Gastronomic traditions in the Byzantine house
The variety of Byzantine diet depended on the agricultural and livestock production of each region, the climatic conditions and the financial situation in every household. The main goal was self-sufficiency, so every family made sure to have its own garden to cultivate basic vegetables and bread their own animals.
The main foods were bread, oil, olives and cheese. The basis of the food pyramid was bread. The wealthy enjoyed what was regarded as clean or pure bread (katharos artos), whilst the poor had to be content with bread made out of bran, known as “piteraton”. Meat was not a common food for the Byzantines. Not only because it was rather rare and expensive, but also because the fasting dictated the Christian religion, for half day time. Only at festive events or at the tables of the rich once could find lambs, goats, poultry and hunting. Vegetables and legumes were cheaper and the most common food of that time. Since Church had regular fasting periods, these foods were consumed by a large portion of the population for long periods. The most commonly consumed vegetables were cabbages, leeks, onions, beets, lettuce, radishes, carrots, peas, and from legumes, beans, lentils, chickpeas and beans.
Cheese was a popular dairy product, as was oxygalon, a beverage which was produced after lactic fermentation. When it comes to fish and seafood in the Byzantine Era, they used to eat boiled fish, grilled fish and fried fish. In areas far from the sea more salted fish was consumed, while caviar was a luxury that only the very rich could enjoy. The basic element in a desert was fruit (apples, pears, dried and fresh figs, cherries, grapes, melons etc.) and nuts (walnuts, almonds, hazelnuts). Cakes also took a prominent position on the Byzantine desert table. As a sweetener, honey was often used. Pastries were also served for dessert.

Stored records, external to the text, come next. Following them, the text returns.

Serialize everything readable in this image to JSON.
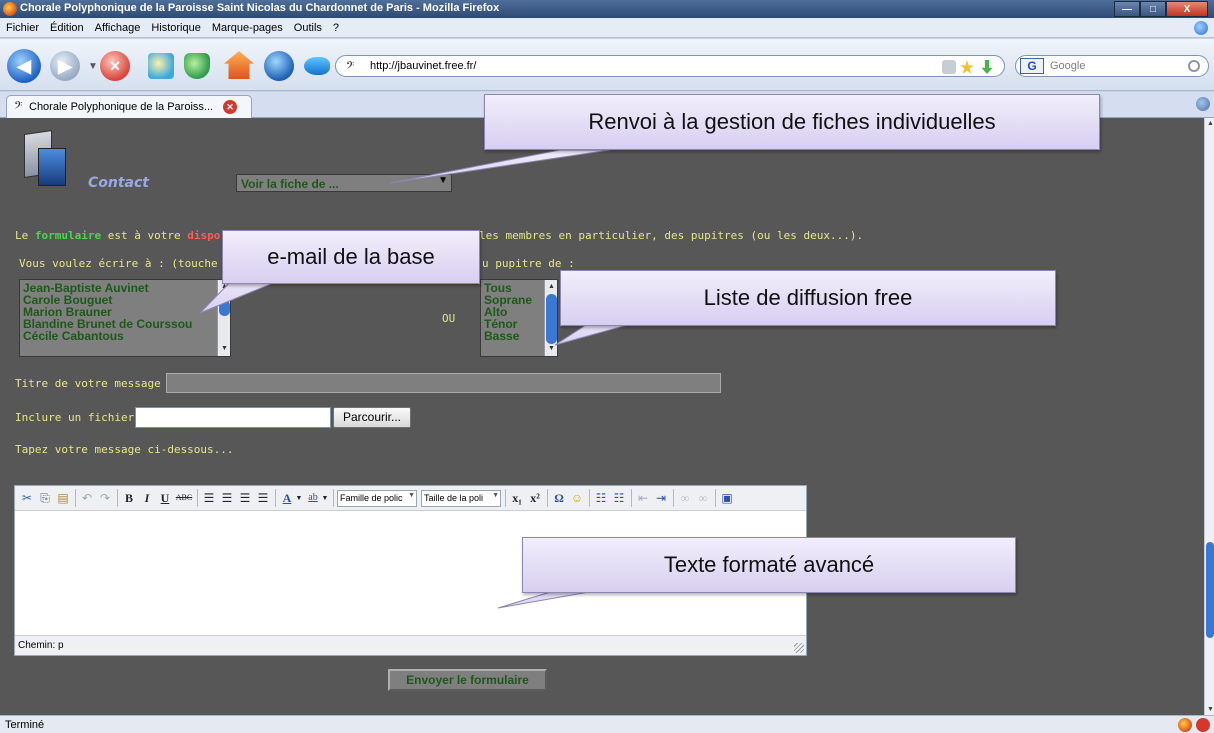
{
  "window": {
    "title": "Chorale Polyphonique de la Paroisse Saint Nicolas du Chardonnet de Paris - Mozilla Firefox",
    "buttons": [
      "—",
      "□",
      "X"
    ]
  },
  "menu": [
    "Fichier",
    "Édition",
    "Affichage",
    "Historique",
    "Marque-pages",
    "Outils",
    "?"
  ],
  "navbar": {
    "url": "http://jbauvinet.free.fr/",
    "search_placeholder": "Google",
    "search_engine": "G"
  },
  "tab": {
    "title": "Chorale Polyphonique de la Paroiss..."
  },
  "page": {
    "contact_label": "Contact",
    "fiche_select": "Voir la fiche de ...",
    "intro": {
      "le": "Le ",
      "formulaire": "formulaire",
      "est": " est à votre ",
      "dispo": "dispo",
      "tail": "les membres en particulier, des pupitres (ou les deux...)."
    },
    "write_label": "Vous voulez écrire à : (touche C",
    "pupitre_label": "u pupitre de :",
    "members": [
      "Jean-Baptiste Auvinet",
      "Carole Bouguet",
      "Marion Brauner",
      "Blandine Brunet de Courssou",
      "Cécile Cabantous"
    ],
    "pupitres": [
      "Tous",
      "Soprane",
      "Alto",
      "Ténor",
      "Basse"
    ],
    "ou": "OU",
    "titre_label": "Titre de votre message",
    "fichier_label": "Inclure un fichier :",
    "browse": "Parcourir...",
    "tapez_label": "Tapez votre message ci-dessous...",
    "editor": {
      "font_family": "Famille de polic",
      "font_size": "Taille de la poli",
      "status": "Chemin: p"
    },
    "submit": "Envoyer le formulaire"
  },
  "callouts": {
    "fiches": "Renvoi à la gestion de fiches individuelles",
    "email": "e-mail de la base",
    "diffusion": "Liste de diffusion free",
    "texte": "Texte formaté avancé"
  },
  "status": "Terminé"
}
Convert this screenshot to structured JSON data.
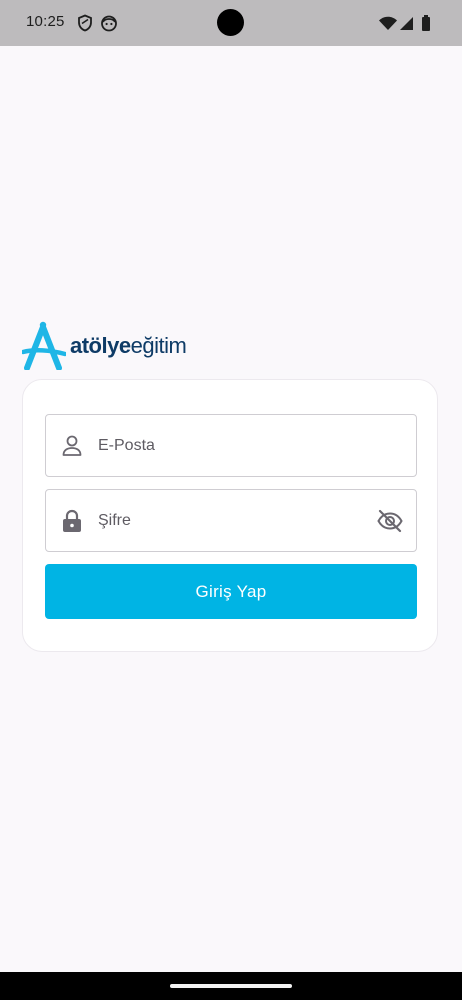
{
  "status_bar": {
    "time": "10:25",
    "left_icons": [
      "shield-icon",
      "smiley-app-icon"
    ],
    "right_icons": [
      "wifi-icon",
      "cellular-signal-icon",
      "battery-icon"
    ]
  },
  "logo": {
    "bold_text": "atölye",
    "light_text": "eğitim",
    "mark_icon": "compass-a-logo-icon",
    "colors": {
      "mark": "#1FB6E6",
      "text": "#0E3B66"
    }
  },
  "login_form": {
    "email": {
      "placeholder": "E-Posta",
      "value": "",
      "icon": "person-icon"
    },
    "password": {
      "placeholder": "Şifre",
      "value": "",
      "icon": "lock-icon",
      "toggle_icon": "eye-off-icon"
    },
    "submit_label": "Giriş Yap",
    "colors": {
      "button": "#00B4E4",
      "button_text": "#FFFFFF"
    }
  }
}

In order to cook the Byzantines used iron tripods, a kind of trivet, which were raised above the fire and where they placed their cookware. The cookware and were made of clay or metal. They had a wide variety of uses for daily meals: kettles or rucksacks, boilers, pans, pitchers and flasks. In addition to salt and domestic spices, various oriental spices, such as pepper and cinnamon, were used in cooking. Sinapis the mustard of that time, was also used to accompany the sausages of the time, the salsikia. The most popular was a Byzantine sauce called “garos” which was produced from fish offal, gills, fish blood, salt, pepper and old wine.